> Your goal:
Repeat the data in full. Every line must match.

Provided data: Begin

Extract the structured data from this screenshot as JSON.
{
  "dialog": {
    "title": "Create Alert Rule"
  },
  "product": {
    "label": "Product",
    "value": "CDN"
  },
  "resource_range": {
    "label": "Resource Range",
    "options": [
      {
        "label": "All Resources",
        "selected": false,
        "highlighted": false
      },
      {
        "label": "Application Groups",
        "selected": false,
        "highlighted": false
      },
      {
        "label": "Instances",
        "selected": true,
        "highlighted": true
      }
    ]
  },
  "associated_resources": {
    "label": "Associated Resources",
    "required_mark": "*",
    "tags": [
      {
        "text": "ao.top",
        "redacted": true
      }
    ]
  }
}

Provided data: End

> The answer:
Extract the structured data from this screenshot as JSON.
{
  "dialog": {
    "title": "Create Alert Rule"
  },
  "product": {
    "label": "Product",
    "value": "CDN"
  },
  "resource_range": {
    "label": "Resource Range",
    "options": [
      {
        "label": "All Resources",
        "selected": false,
        "highlighted": false
      },
      {
        "label": "Application Groups",
        "selected": false,
        "highlighted": false
      },
      {
        "label": "Instances",
        "selected": true,
        "highlighted": true
      }
    ]
  },
  "associated_resources": {
    "label": "Associated Resources",
    "required_mark": "*",
    "tags": [
      {
        "text": "ao.top",
        "redacted": true
      }
    ]
  }
}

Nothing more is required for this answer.